Citadel acquires taste for Sudanese halva

On the heels of revealing it would publicly list a portion of its management company, the MENA-focused firm has purchased distressed food producer Al-Musharraf for $19m.

Cairo-based Citadel Capital has made its first acquisition in Sudan via its portfolio company Rashidi El-Mizan (REM).

REM, which is part of Citadel’s Egyptian food and agribusiness platform Gozour, has purchased Sudanese food producer Al-Musharraf for $19 million. Al-Musharraf is one of Sudan’s largest producers of biscuits, flour and halawa – a sweet confection otherwise known as halva or helva.

Citadel characterised the Sudanese market as having consumption patterns similar to Egypt’s with a 40-million-strong consumer base. Food products sell at a 30 percent premium compared to the Egyptian market, the firm added in a statement.

Mohamed El-Rashidi, chief executive officer of Gozour foods, described Al-Musharraf as “one of Sudan’s oldest and most recognised brand names for halawa and biscuits.”

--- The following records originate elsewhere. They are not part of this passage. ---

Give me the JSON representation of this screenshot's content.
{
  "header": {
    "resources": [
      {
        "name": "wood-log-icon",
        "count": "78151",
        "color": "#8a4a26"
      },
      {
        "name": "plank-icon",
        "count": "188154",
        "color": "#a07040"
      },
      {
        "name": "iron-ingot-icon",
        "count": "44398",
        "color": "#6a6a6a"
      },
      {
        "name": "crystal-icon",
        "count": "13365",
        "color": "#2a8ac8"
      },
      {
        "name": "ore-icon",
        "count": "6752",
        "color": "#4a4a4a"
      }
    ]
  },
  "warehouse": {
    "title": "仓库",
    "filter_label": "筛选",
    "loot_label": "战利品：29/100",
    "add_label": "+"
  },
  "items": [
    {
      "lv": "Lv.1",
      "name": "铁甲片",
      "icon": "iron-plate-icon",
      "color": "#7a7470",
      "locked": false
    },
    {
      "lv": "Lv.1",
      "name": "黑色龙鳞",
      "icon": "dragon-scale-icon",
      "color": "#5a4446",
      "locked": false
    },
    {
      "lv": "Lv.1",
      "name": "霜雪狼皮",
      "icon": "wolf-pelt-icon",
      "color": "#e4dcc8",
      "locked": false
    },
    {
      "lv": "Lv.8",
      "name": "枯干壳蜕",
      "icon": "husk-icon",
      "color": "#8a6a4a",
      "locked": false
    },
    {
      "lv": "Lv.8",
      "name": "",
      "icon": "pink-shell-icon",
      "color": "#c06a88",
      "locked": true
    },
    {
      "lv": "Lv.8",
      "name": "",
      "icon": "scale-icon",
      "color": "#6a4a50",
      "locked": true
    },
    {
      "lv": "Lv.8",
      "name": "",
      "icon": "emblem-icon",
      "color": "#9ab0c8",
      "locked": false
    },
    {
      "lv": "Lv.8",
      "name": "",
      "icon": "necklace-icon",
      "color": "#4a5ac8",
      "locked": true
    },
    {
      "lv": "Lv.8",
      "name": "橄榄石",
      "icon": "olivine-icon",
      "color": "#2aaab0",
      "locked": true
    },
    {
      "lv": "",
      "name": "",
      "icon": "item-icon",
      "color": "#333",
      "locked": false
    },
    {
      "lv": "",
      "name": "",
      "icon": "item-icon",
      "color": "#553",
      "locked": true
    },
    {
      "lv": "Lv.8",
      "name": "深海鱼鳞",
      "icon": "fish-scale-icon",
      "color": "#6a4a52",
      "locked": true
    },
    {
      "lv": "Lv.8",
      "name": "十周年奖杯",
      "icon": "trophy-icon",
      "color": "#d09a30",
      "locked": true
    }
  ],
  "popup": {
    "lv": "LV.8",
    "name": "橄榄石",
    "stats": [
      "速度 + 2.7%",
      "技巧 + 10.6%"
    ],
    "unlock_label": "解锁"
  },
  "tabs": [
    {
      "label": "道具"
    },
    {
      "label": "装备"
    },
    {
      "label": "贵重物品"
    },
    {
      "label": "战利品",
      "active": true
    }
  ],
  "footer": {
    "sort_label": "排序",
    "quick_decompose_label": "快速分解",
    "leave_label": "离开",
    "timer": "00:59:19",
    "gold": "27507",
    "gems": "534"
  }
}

“Although Al Musharraf is a distressed investment,” he said, “we feel that we can turn things around with management, restructuring and targeted investments to upgrade production lines and increase capacity.”

Gozour is exploring additional regional expansion in Algeria, Ethiopia, Uganda and Kenya.

Citadel also added a further platform company to its portfolio with the acquisition of two Egyptian firms in the solid waste management business.

The Egyptian Company for Solid Waste Recycling (ECARU) and the Engineering Tasks Group (ENTAG) are managed as one firm and will be grouped under a single holding company to serve as a platform for further investment in the solid waste management sector.

Citadel managing director Marwan Elaraby described the sector as “under-developed” across the region, with a limited number of large companies operating and much of the region’s waste not being properly treated.

In addition to its offices in Cairo and Algiers, Citadel is also looking to establish locations in South Sudan and Ethiopia to access deal flow throughout East Africa.

Earlier this week the firm said it would list 12.5 percent of its shares on the Egyptian Stock Exchange. The main driver behind the listing, it said, is to allow it to raise equity capital easily in the future. It would also create “liquidity for existing financial investors in our firm at a time when that liquidity is becoming of greater importance than ever before”, said chairman and founder of Ahmed Heikal.